Serbia expects a flurry of investments from UAE companies this year as the two countries prepare to launch embassies in their respective capitals next month.
Further deals with Serbia in pipeline
Serbia expects a flurry of investments from UAE companies this year as the two countries prepare to launch embassies in their respective capitals next month, the European country's deputy prime minister said.
Aleksandar Vucicsaid Etihad Airways' acquisition of a 49 per cent stake in the national carrier, Jat Airways, was being complemented by deals in agriculture, defence and other areas.
In addition, the government of the EU candidate country held talks on Thurday with an Abu Dhabi business delegation including the Mubadala Development chief operating officer Waleed Al Mokarrab Al Muhairi.
"We've grown our level of commercial exchange between the UAE and Serbia five times in 2012 comparing to 2011 but it's still at a very low level," said Mr Vucic during a press conference in Belgrade. "I'm absolutely sure it will increase 50 times."
Relations between the two countries have warmed in the past year after a souring of ties in 2008 when the UAE formally recognised Serbia's neighbour Kosovo as an independent state.
Bilateral commercial ties last year reached €23.3 million (Dh113.6m), a figure already dwarfed by agreements signed this year. Relations will be further cemented when Serbia opens an embassy in Abu Dhabi next month. The UAE will also open an embassy in Belgrade, said Mr Vucic."The embassy in Abu Dhabi will be one of our most important, with 15 people," he said.
Sheikh Mohammed bin Zayed, Crown Prince of Abu Dhabi and Deputy Supreme Commander of the Armed Forces, has been integral to the engagement process. Discussions over a possible stake in Jat were first mooted when Mr Vucic hosted Sheikh Mohammed at his Belgrade home on January 10, said Mr Vucic.
The same month, Al Dahra Agriculture, the Abu Dhabi-based agribusiness, said it was making a €300m investment in eight Serbian farming companies. The deal included upgrading of farming equipment and machinery and irrigation systems, along with the cultivation of wheat, barley, corn, soya beans, sugar beet and citrus fruit over an area of about 14,000 hectares of land.
Two months later, the Abu Dhabi Fund for Development approved a US$400m loan to Serbia to invest in irrigation and provide loans to farmers. Agriculture made up 20 per cent of Serbia's exports last year, a market the UAE is hoping to exploit for its food security needs.
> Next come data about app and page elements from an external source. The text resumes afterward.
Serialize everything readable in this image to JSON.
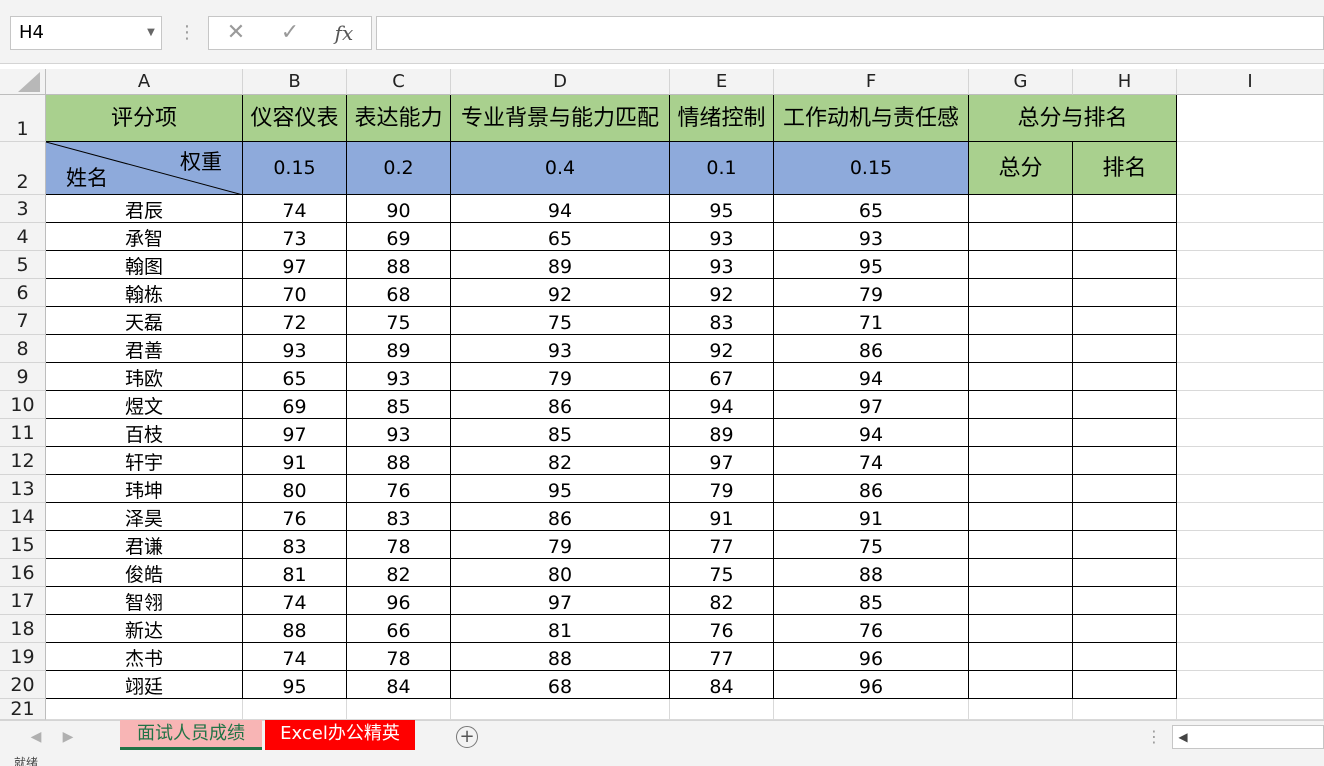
{
  "formula_bar": {
    "name_box": "H4",
    "cancel_glyph": "✕",
    "enter_glyph": "✓",
    "fx_label": "fx",
    "formula_value": ""
  },
  "columns": [
    "A",
    "B",
    "C",
    "D",
    "E",
    "F",
    "G",
    "H",
    "I"
  ],
  "rows": [
    "1",
    "2",
    "3",
    "4",
    "5",
    "6",
    "7",
    "8",
    "9",
    "10",
    "11",
    "12",
    "13",
    "14",
    "15",
    "16",
    "17",
    "18",
    "19",
    "20",
    "21"
  ],
  "table": {
    "header_row1": {
      "a1": "评分项",
      "b1": "仪容仪表",
      "c1": "表达能力",
      "d1": "专业背景与能力匹配",
      "e1": "情绪控制",
      "f1": "工作动机与责任感",
      "gh1": "总分与排名"
    },
    "header_row2": {
      "a2_top": "权重",
      "a2_bottom": "姓名",
      "b2": "0.15",
      "c2": "0.2",
      "d2": "0.4",
      "e2": "0.1",
      "f2": "0.15",
      "g2": "总分",
      "h2": "排名"
    },
    "data_rows": [
      {
        "name": "君辰",
        "b": "74",
        "c": "90",
        "d": "94",
        "e": "95",
        "f": "65",
        "g": "",
        "h": ""
      },
      {
        "name": "承智",
        "b": "73",
        "c": "69",
        "d": "65",
        "e": "93",
        "f": "93",
        "g": "",
        "h": ""
      },
      {
        "name": "翰图",
        "b": "97",
        "c": "88",
        "d": "89",
        "e": "93",
        "f": "95",
        "g": "",
        "h": ""
      },
      {
        "name": "翰栋",
        "b": "70",
        "c": "68",
        "d": "92",
        "e": "92",
        "f": "79",
        "g": "",
        "h": ""
      },
      {
        "name": "天磊",
        "b": "72",
        "c": "75",
        "d": "75",
        "e": "83",
        "f": "71",
        "g": "",
        "h": ""
      },
      {
        "name": "君善",
        "b": "93",
        "c": "89",
        "d": "93",
        "e": "92",
        "f": "86",
        "g": "",
        "h": ""
      },
      {
        "name": "玮欧",
        "b": "65",
        "c": "93",
        "d": "79",
        "e": "67",
        "f": "94",
        "g": "",
        "h": ""
      },
      {
        "name": "煜文",
        "b": "69",
        "c": "85",
        "d": "86",
        "e": "94",
        "f": "97",
        "g": "",
        "h": ""
      },
      {
        "name": "百枝",
        "b": "97",
        "c": "93",
        "d": "85",
        "e": "89",
        "f": "94",
        "g": "",
        "h": ""
      },
      {
        "name": "轩宇",
        "b": "91",
        "c": "88",
        "d": "82",
        "e": "97",
        "f": "74",
        "g": "",
        "h": ""
      },
      {
        "name": "玮坤",
        "b": "80",
        "c": "76",
        "d": "95",
        "e": "79",
        "f": "86",
        "g": "",
        "h": ""
      },
      {
        "name": "泽昊",
        "b": "76",
        "c": "83",
        "d": "86",
        "e": "91",
        "f": "91",
        "g": "",
        "h": ""
      },
      {
        "name": "君谦",
        "b": "83",
        "c": "78",
        "d": "79",
        "e": "77",
        "f": "75",
        "g": "",
        "h": ""
      },
      {
        "name": "俊皓",
        "b": "81",
        "c": "82",
        "d": "80",
        "e": "75",
        "f": "88",
        "g": "",
        "h": ""
      },
      {
        "name": "智翎",
        "b": "74",
        "c": "96",
        "d": "97",
        "e": "82",
        "f": "85",
        "g": "",
        "h": ""
      },
      {
        "name": "新达",
        "b": "88",
        "c": "66",
        "d": "81",
        "e": "76",
        "f": "76",
        "g": "",
        "h": ""
      },
      {
        "name": "杰书",
        "b": "74",
        "c": "78",
        "d": "88",
        "e": "77",
        "f": "96",
        "g": "",
        "h": ""
      },
      {
        "name": "翊廷",
        "b": "95",
        "c": "84",
        "d": "68",
        "e": "84",
        "f": "96",
        "g": "",
        "h": ""
      }
    ]
  },
  "sheet_tabs": [
    "面试人员成绩",
    "Excel办公精英"
  ],
  "add_sheet_glyph": "+",
  "status_text": "就绪",
  "colors": {
    "header_green": "#a9d08e",
    "weight_blue": "#8eaadb",
    "tab_active_bg": "#f8b5b5",
    "tab_active_text": "#217346",
    "tab2_bg": "#ff0000"
  }
}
Investments have also emerged in other areas. In January, the UAE and Serbia signed a €100m weapons deal and said they were considering a separate joint tie-up in the development of a guided surface-to-surface missile.
More could follow.
"Mubadala's visit is part of ongoing discussions across a range of sectors," said a spokesman for the Abu Dhabi Government-controlled strategic investment vehicle after the latest trip.
The discussions surrounded semiconductors, renewables, property, aerospace and telecommunications, said Mr Vucic.
Serbia has been looking east to drum up investment from countries such as the UAE, Russia and China amid economic woes weighing on its traditional trading partners in the euro zone. The country is targeting a rebound from a double-dip recession this year with GDP expansion of 2 per cent.
But despite the sudden closeness in political ties between the UAE and Serbia, both sides insist business deals will happen only where they make commercial sense.
"The relationship between Serbia and Abu Dhabi is very strong. But the very clear guidance I got from my board was that unless you can make this work, don't do it," said James Hogan, the president and chief executive of Etihad Airways, speaking after it announced the carrier would invest up to $100m in relaunching Jat Airways as Air Serbia under a five-year management contract.
Mr Vucic shares a similar sentiment.
"Abu Dhabi is a true friend of Serbia, but Abu Dhabi companies have to make profit here," he said.